### Exercise goal
Pictures appear among the records. Write out all else exactly as it stands.

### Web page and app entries
──────────────────────────────

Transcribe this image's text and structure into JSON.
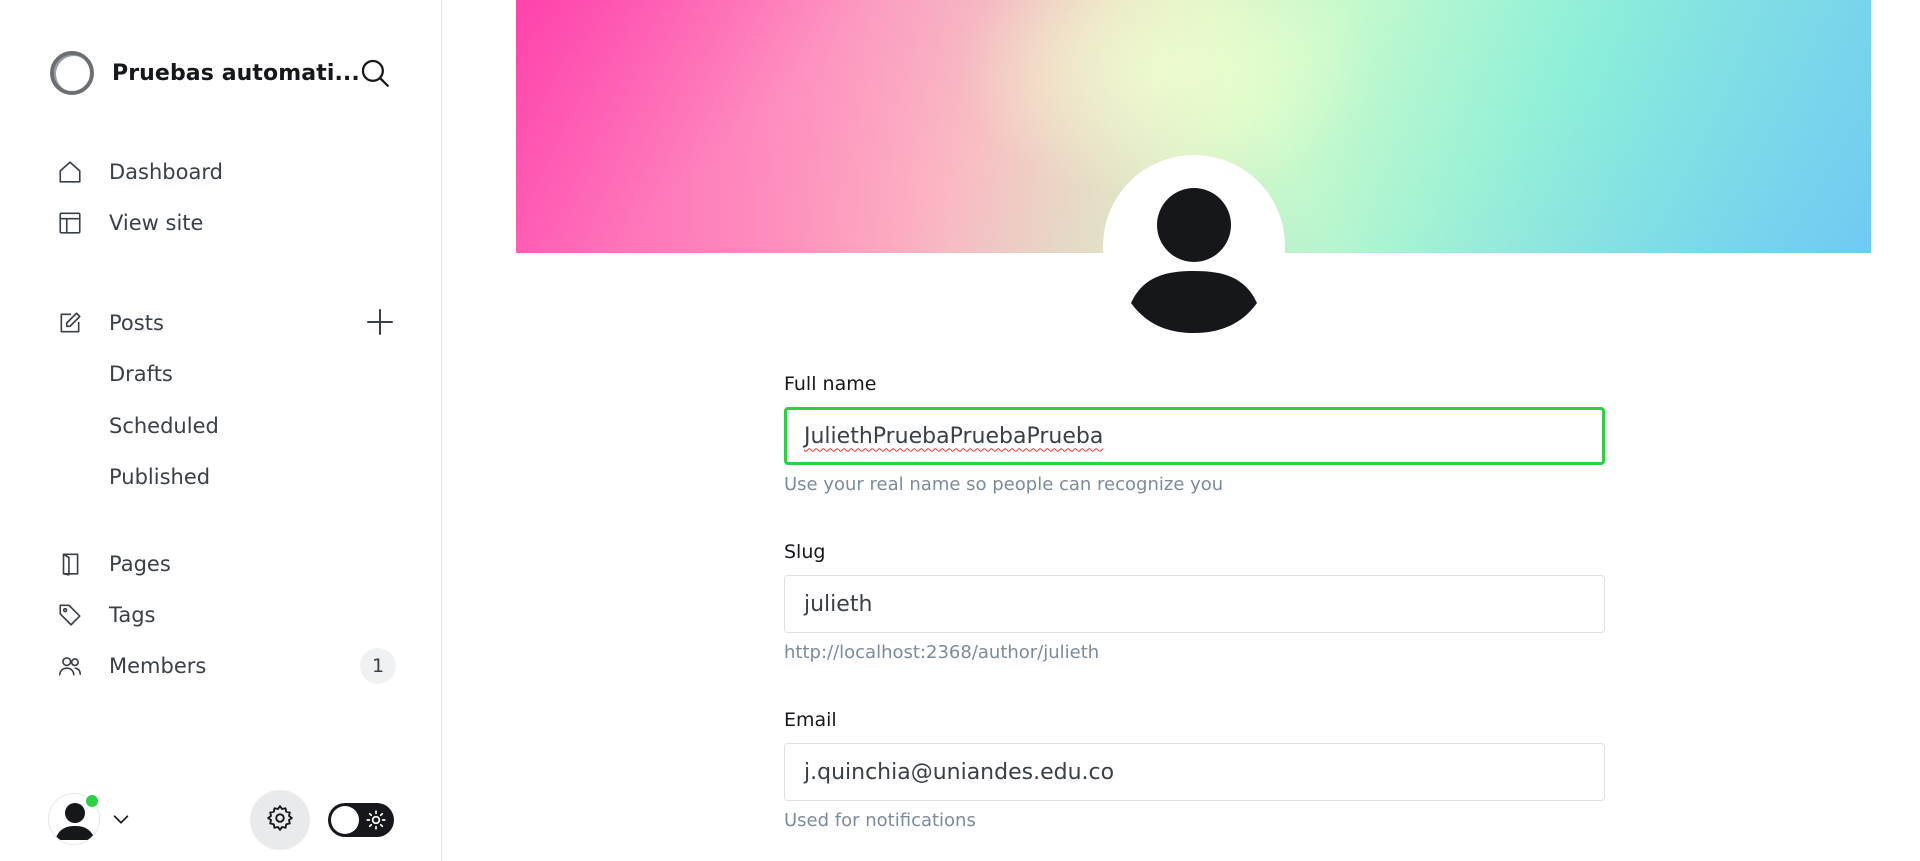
{
  "sidebar": {
    "site_title": "Pruebas automati...",
    "nav": {
      "dashboard": "Dashboard",
      "view_site": "View site",
      "posts": "Posts",
      "drafts": "Drafts",
      "scheduled": "Scheduled",
      "published": "Published",
      "pages": "Pages",
      "tags": "Tags",
      "members": "Members",
      "members_count": "1"
    }
  },
  "profile": {
    "full_name": {
      "label": "Full name",
      "value": "JuliethPruebaPruebaPrueba",
      "help": "Use your real name so people can recognize you"
    },
    "slug": {
      "label": "Slug",
      "value": "julieth",
      "help": "http://localhost:2368/author/julieth"
    },
    "email": {
      "label": "Email",
      "value": "j.quinchia@uniandes.edu.co",
      "help": "Used for notifications"
    }
  },
  "colors": {
    "focus_border": "#30cf43",
    "online_status": "#30cf43",
    "text_primary": "#15171a",
    "text_secondary": "#394047",
    "help_text": "#7c8b9a"
  },
  "icons": [
    "site-logo-icon",
    "search-icon",
    "home-icon",
    "layout-icon",
    "edit-icon",
    "plus-icon",
    "pages-icon",
    "tag-icon",
    "members-icon",
    "chevron-down-icon",
    "gear-icon",
    "sun-icon",
    "user-avatar-icon"
  ]
}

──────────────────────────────

### Solution to the exercise
Transcribe this image's text and structure into JSON.
{
  "sidebar": {
    "site_title": "Pruebas automati...",
    "nav": {
      "dashboard": "Dashboard",
      "view_site": "View site",
      "posts": "Posts",
      "drafts": "Drafts",
      "scheduled": "Scheduled",
      "published": "Published",
      "pages": "Pages",
      "tags": "Tags",
      "members": "Members",
      "members_count": "1"
    }
  },
  "profile": {
    "full_name": {
      "label": "Full name",
      "value": "JuliethPruebaPruebaPrueba",
      "help": "Use your real name so people can recognize you"
    },
    "slug": {
      "label": "Slug",
      "value": "julieth",
      "help": "http://localhost:2368/author/julieth"
    },
    "email": {
      "label": "Email",
      "value": "j.quinchia@uniandes.edu.co",
      "help": "Used for notifications"
    }
  },
  "colors": {
    "focus_border": "#30cf43",
    "online_status": "#30cf43",
    "text_primary": "#15171a",
    "text_secondary": "#394047",
    "help_text": "#7c8b9a"
  },
  "icons": [
    "site-logo-icon",
    "search-icon",
    "home-icon",
    "layout-icon",
    "edit-icon",
    "plus-icon",
    "pages-icon",
    "tag-icon",
    "members-icon",
    "chevron-down-icon",
    "gear-icon",
    "sun-icon",
    "user-avatar-icon"
  ]
}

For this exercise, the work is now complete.